- **Exercise aim**: Where a line of the following data contains the string "Expired", include it in the tally. Report the total alone.

Website and app data records:
--------

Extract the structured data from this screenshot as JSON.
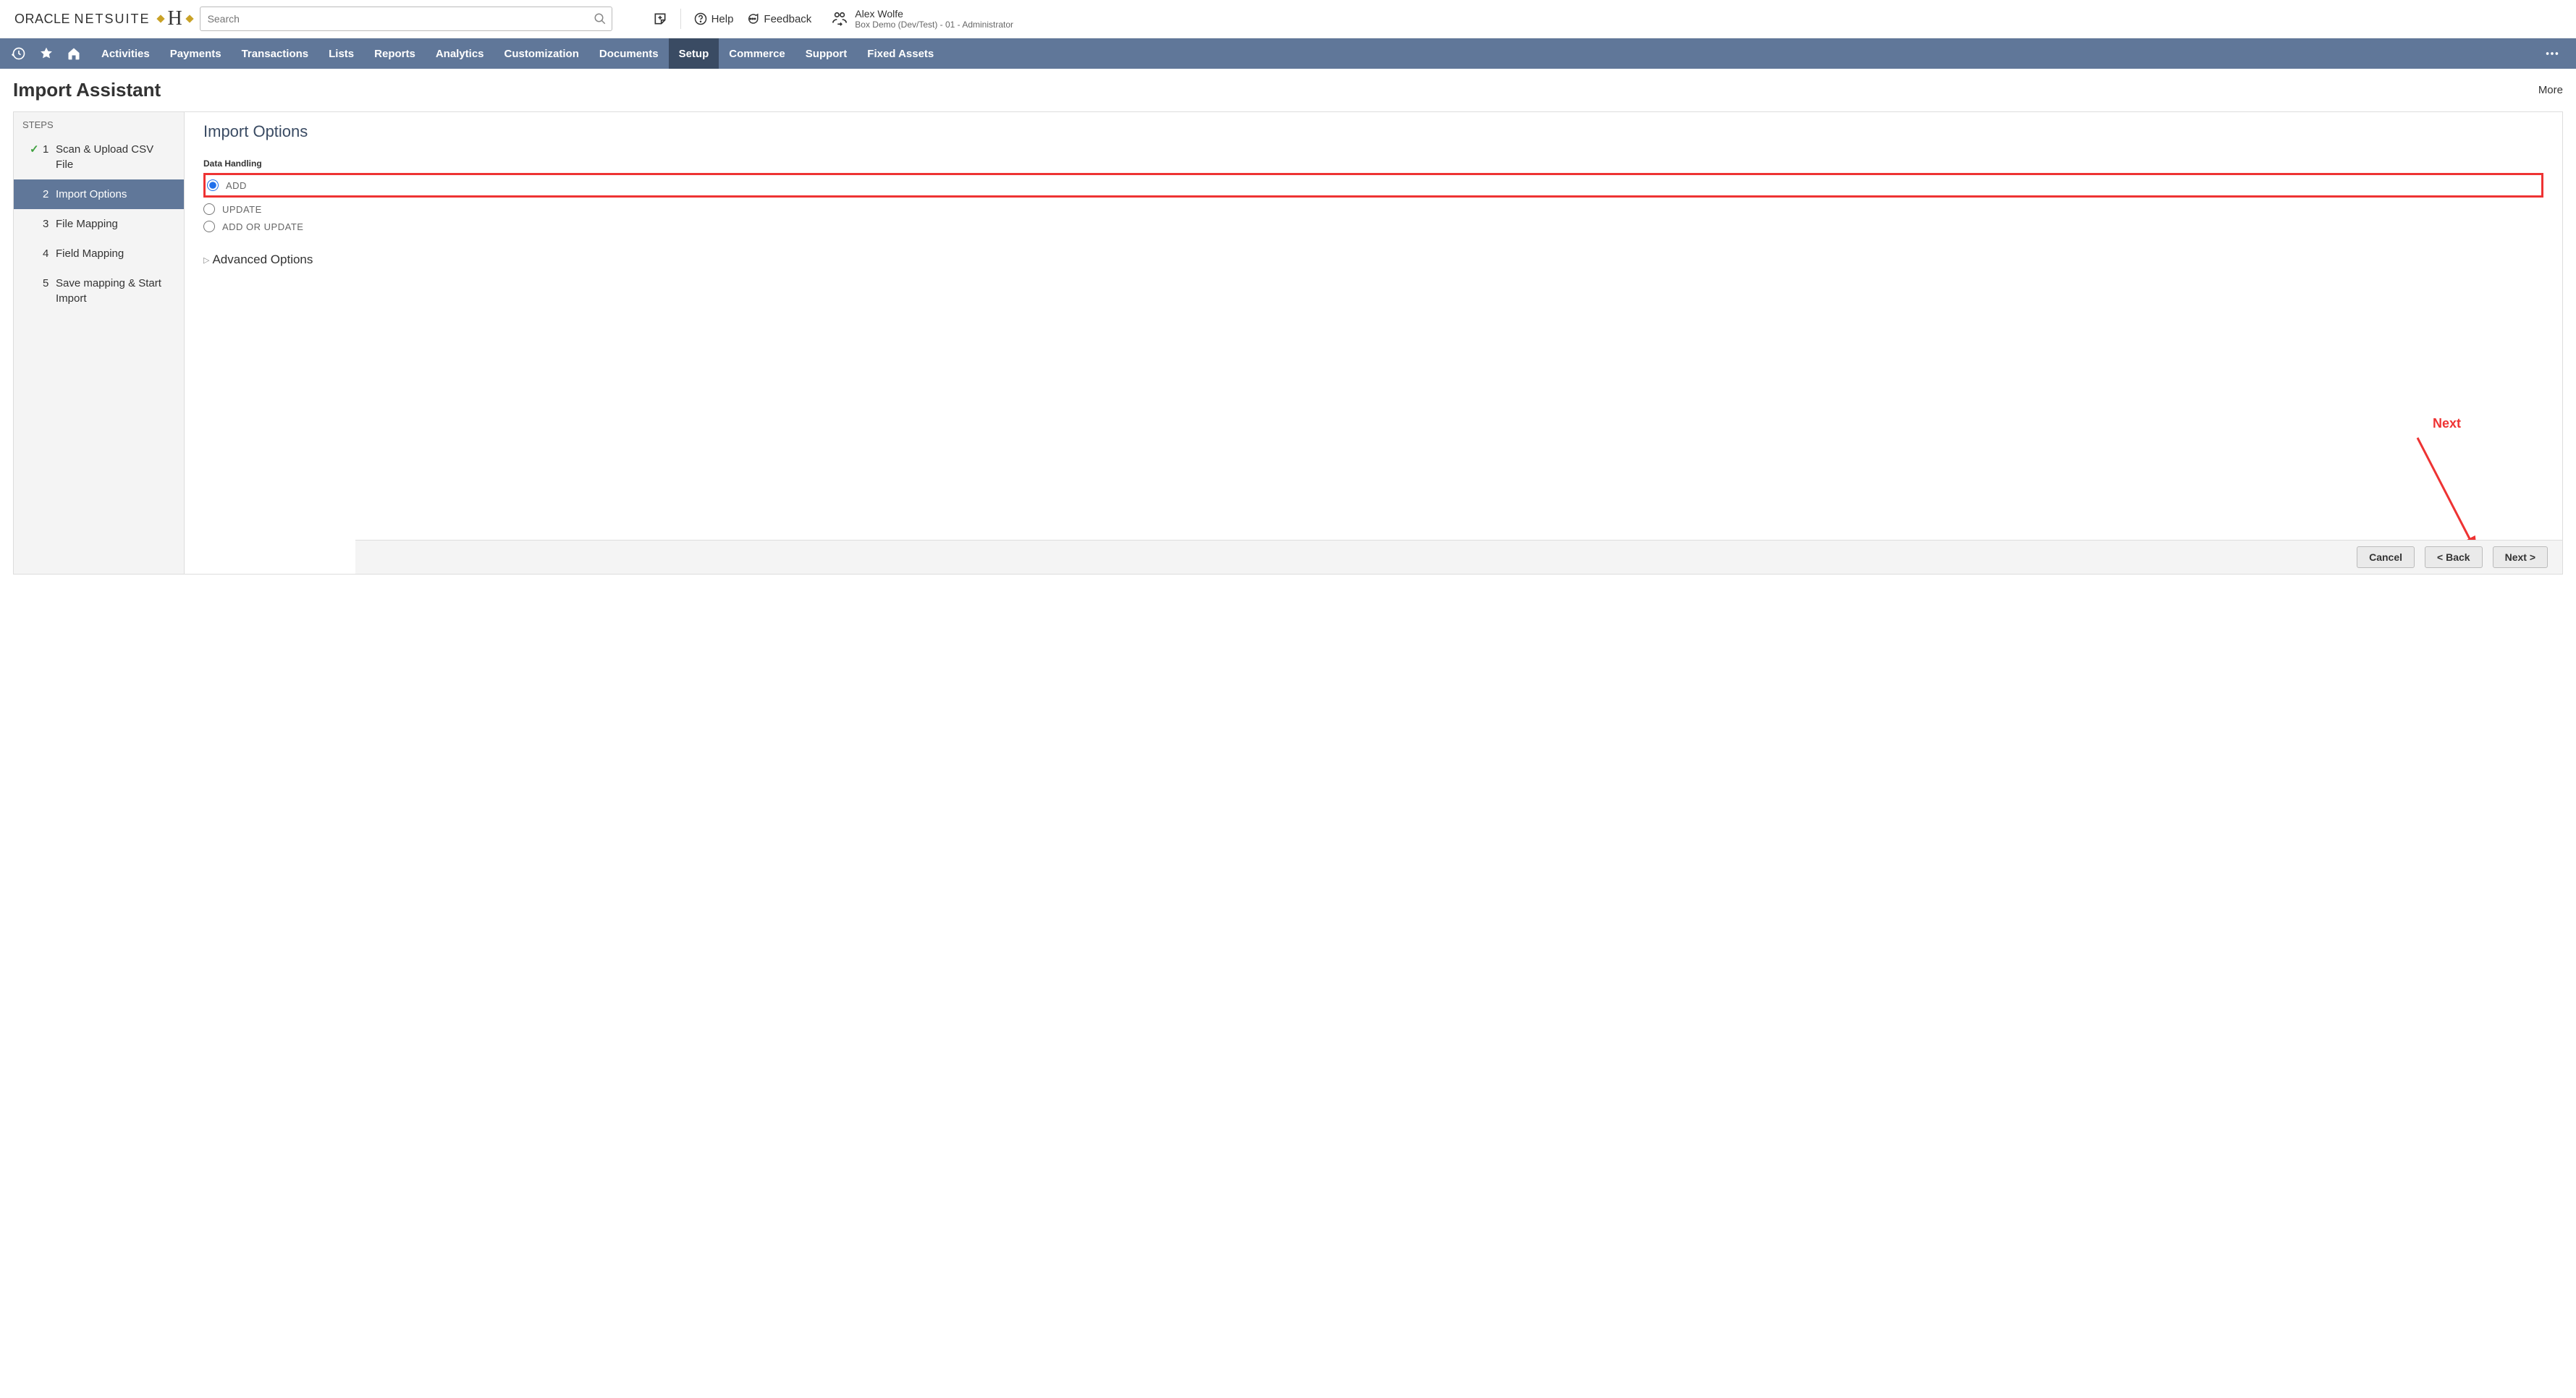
{
  "logo": {
    "oracle": "ORACLE",
    "netsuite": "NETSUITE"
  },
  "search": {
    "placeholder": "Search"
  },
  "toplinks": {
    "help": "Help",
    "feedback": "Feedback"
  },
  "user": {
    "name": "Alex Wolfe",
    "role": "Box Demo (Dev/Test) - 01  -  Administrator"
  },
  "nav": {
    "tabs": [
      "Activities",
      "Payments",
      "Transactions",
      "Lists",
      "Reports",
      "Analytics",
      "Customization",
      "Documents",
      "Setup",
      "Commerce",
      "Support",
      "Fixed Assets"
    ],
    "active_index": 8
  },
  "page": {
    "title": "Import Assistant",
    "more": "More"
  },
  "steps": {
    "header": "STEPS",
    "items": [
      {
        "num": "1",
        "label": "Scan & Upload CSV File",
        "done": true
      },
      {
        "num": "2",
        "label": "Import Options",
        "active": true
      },
      {
        "num": "3",
        "label": "File Mapping"
      },
      {
        "num": "4",
        "label": "Field Mapping"
      },
      {
        "num": "5",
        "label": "Save mapping & Start Import"
      }
    ]
  },
  "main": {
    "heading": "Import Options",
    "data_handling_label": "Data Handling",
    "options": {
      "add": "ADD",
      "update": "UPDATE",
      "add_or_update": "ADD OR UPDATE"
    },
    "advanced": "Advanced Options"
  },
  "footer": {
    "cancel": "Cancel",
    "back": "< Back",
    "next": "Next >"
  },
  "annotation": {
    "next_label": "Next"
  }
}
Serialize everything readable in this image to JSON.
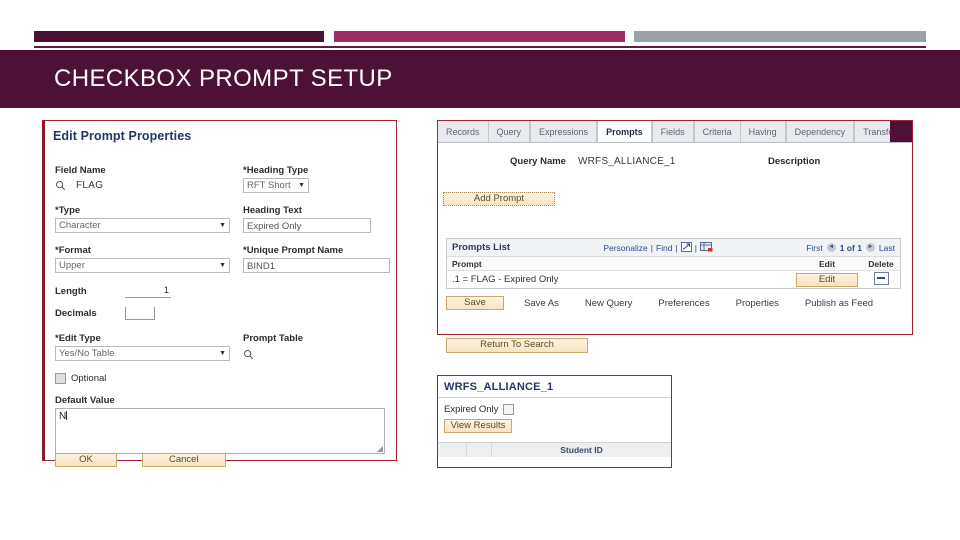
{
  "slide": {
    "title": "CHECKBOX PROMPT SETUP"
  },
  "edit_prompt_properties": {
    "header": "Edit Prompt Properties",
    "field_name_label": "Field Name",
    "field_name_value": "FLAG",
    "search_icon": "magnifier-icon",
    "type_label": "*Type",
    "type_value": "Character",
    "format_label": "*Format",
    "format_value": "Upper",
    "length_label": "Length",
    "length_value": "1",
    "decimals_label": "Decimals",
    "decimals_value": "",
    "edit_type_label": "*Edit Type",
    "edit_type_value": "Yes/No Table",
    "optional_label": "Optional",
    "default_value_label": "Default Value",
    "default_value": "N",
    "heading_type_label": "*Heading Type",
    "heading_type_value": "RFT Short",
    "heading_text_label": "Heading Text",
    "heading_text_value": "Expired Only",
    "unique_prompt_name_label": "*Unique Prompt Name",
    "unique_prompt_name_value": "BIND1",
    "prompt_table_label": "Prompt Table",
    "prompt_table_icon": "magnifier-icon",
    "ok_button": "OK",
    "cancel_button": "Cancel"
  },
  "query_manager": {
    "tabs": [
      {
        "label": "Records",
        "active": false
      },
      {
        "label": "Query",
        "active": false
      },
      {
        "label": "Expressions",
        "active": false
      },
      {
        "label": "Prompts",
        "active": true
      },
      {
        "label": "Fields",
        "active": false
      },
      {
        "label": "Criteria",
        "active": false
      },
      {
        "label": "Having",
        "active": false
      },
      {
        "label": "Dependency",
        "active": false
      },
      {
        "label": "Transform",
        "active": false
      }
    ],
    "query_name_label": "Query Name",
    "query_name_value": "WRFS_ALLIANCE_1",
    "description_label": "Description",
    "add_prompt_button": "Add Prompt",
    "prompts_list": {
      "title": "Prompts List",
      "personalize_link": "Personalize",
      "find_link": "Find",
      "view_all_icon": "view-all-icon",
      "download_icon": "download-spreadsheet-icon",
      "first_link": "First",
      "prev_icon": "previous-arrow-icon",
      "page_indicator": "1 of 1",
      "next_icon": "next-arrow-icon",
      "last_link": "Last",
      "columns": [
        "Prompt",
        "Edit",
        "Delete"
      ],
      "rows": [
        {
          "prompt": ".1 = FLAG - Expired Only",
          "edit_button": "Edit",
          "delete_icon": "delete-minus-icon"
        }
      ]
    },
    "save_button": "Save",
    "action_links": [
      "Save As",
      "New Query",
      "Preferences",
      "Properties",
      "Publish as Feed"
    ],
    "return_to_search_button": "Return To Search"
  },
  "runtime_prompt": {
    "title": "WRFS_ALLIANCE_1",
    "checkbox_label": "Expired Only",
    "checkbox_checked": false,
    "view_results_button": "View Results",
    "results_columns": [
      "",
      "",
      "Student ID"
    ]
  },
  "colors": {
    "brand_dark": "#4d1136",
    "brand_pink": "#9d2d66",
    "brand_gray": "#9aa1a9",
    "panel_border_red": "#a8212e",
    "link_blue": "#2a4b8d"
  }
}
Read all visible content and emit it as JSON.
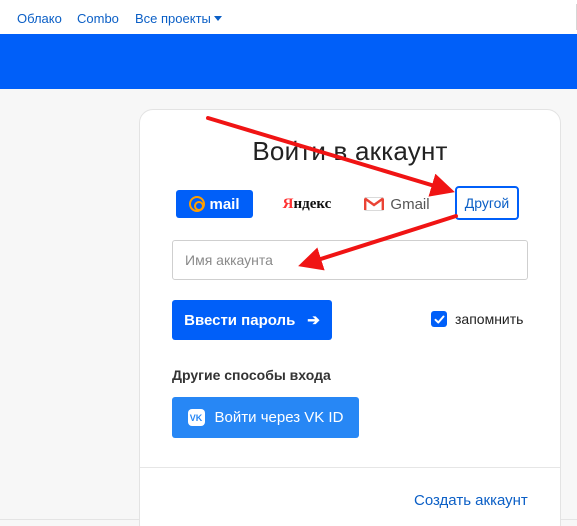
{
  "topnav": {
    "links": [
      "Облако",
      "Combo",
      "Все проекты"
    ]
  },
  "card": {
    "title": "Войти в аккаунт",
    "providers": {
      "mail": "mail",
      "yandex_y": "Я",
      "yandex_rest": "ндекс",
      "gmail": "Gmail",
      "other": "Другой"
    },
    "account_input": {
      "placeholder": "Имя аккаунта",
      "value": ""
    },
    "enter_password_label": "Ввести пароль",
    "enter_password_arrow": "➔",
    "remember_label": "запомнить",
    "remember_checked": true,
    "other_methods_label": "Другие способы входа",
    "vk_login_label": "Войти через VK ID",
    "create_account_label": "Создать аккаунт"
  },
  "colors": {
    "brand_blue": "#005ff9",
    "vk_blue": "#2787f5",
    "annotation_red": "#f01414",
    "mail_orange": "#ff9e00"
  },
  "icons": [
    "at-sign-icon",
    "gmail-icon",
    "arrow-right-icon",
    "checkmark-icon",
    "vk-icon",
    "chevron-down-icon"
  ]
}
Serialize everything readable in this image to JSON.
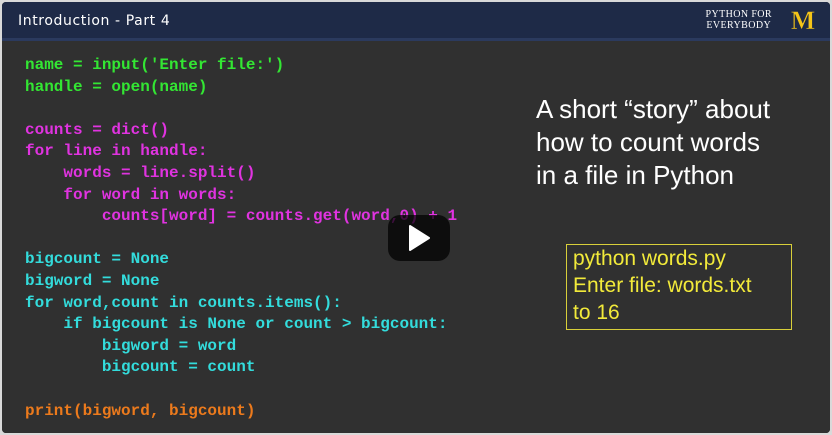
{
  "header": {
    "title": "Introduction - Part 4",
    "brand_line1": "PYTHON FOR",
    "brand_line2": "EVERYBODY",
    "logo_letter": "M"
  },
  "colors": {
    "green": "#33e633",
    "magenta": "#e033e0",
    "cyan": "#33dcdc",
    "orange": "#ec7a1c",
    "yellow": "#f2ea3a",
    "slide_bg": "#303030"
  },
  "code": [
    {
      "text": "name = input('Enter file:')",
      "color": "green"
    },
    {
      "text": "handle = open(name)",
      "color": "green"
    },
    {
      "text": "",
      "color": "green"
    },
    {
      "text": "counts = dict()",
      "color": "magenta"
    },
    {
      "text": "for line in handle:",
      "color": "magenta"
    },
    {
      "text": "    words = line.split()",
      "color": "magenta"
    },
    {
      "text": "    for word in words:",
      "color": "magenta"
    },
    {
      "text": "        counts[word] = counts.get(word,0) + 1",
      "color": "magenta"
    },
    {
      "text": "",
      "color": "magenta"
    },
    {
      "text": "bigcount = None",
      "color": "cyan"
    },
    {
      "text": "bigword = None",
      "color": "cyan"
    },
    {
      "text": "for word,count in counts.items():",
      "color": "cyan"
    },
    {
      "text": "    if bigcount is None or count > bigcount:",
      "color": "cyan"
    },
    {
      "text": "        bigword = word",
      "color": "cyan"
    },
    {
      "text": "        bigcount = count",
      "color": "cyan"
    },
    {
      "text": "",
      "color": "cyan"
    },
    {
      "text": "print(bigword, bigcount)",
      "color": "orange"
    }
  ],
  "story": {
    "line1": "A short “story” about",
    "line2": "how to count words",
    "line3": "in a file in Python"
  },
  "terminal": {
    "line1": "python words.py",
    "line2": "Enter file: words.txt",
    "line3": "to 16"
  },
  "play_icon": "play-icon"
}
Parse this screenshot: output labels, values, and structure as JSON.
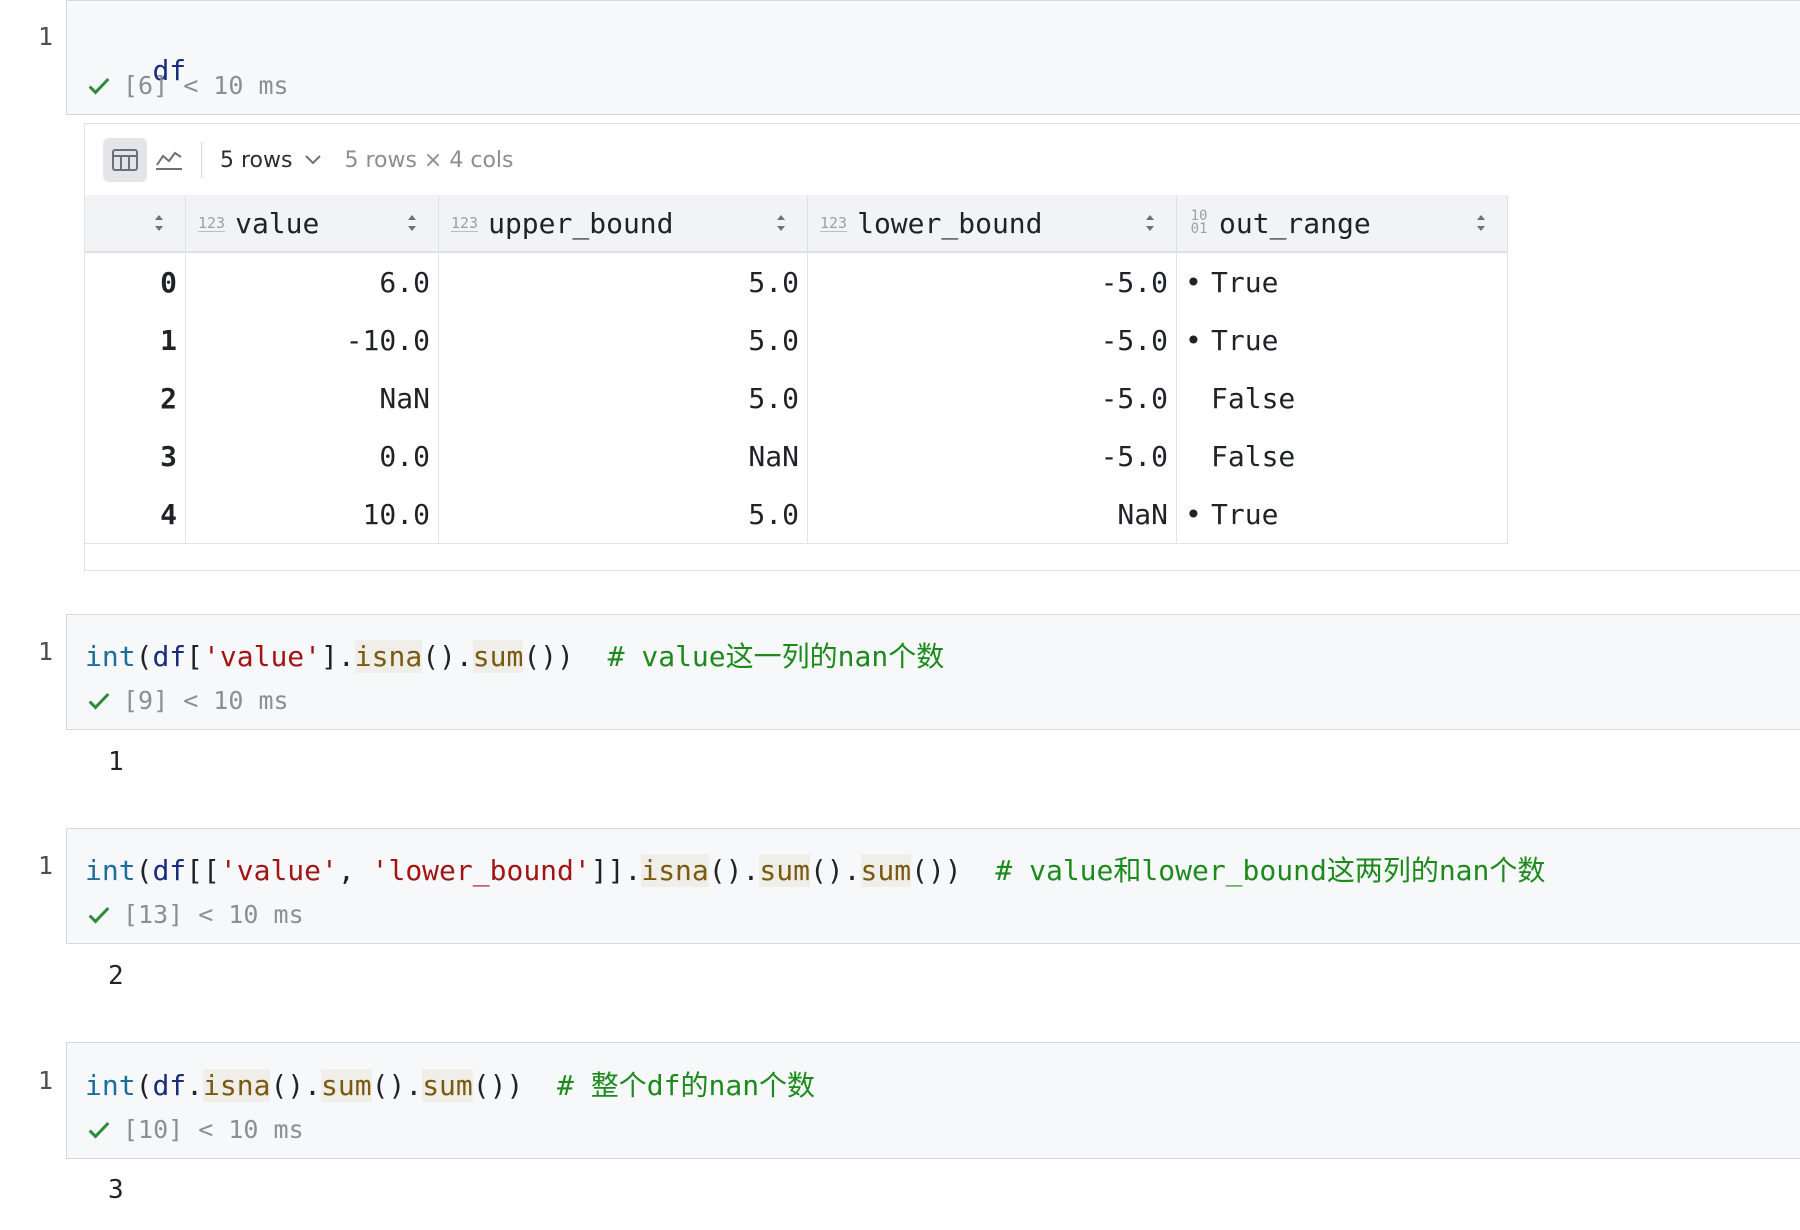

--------

- **Output for this task**: 3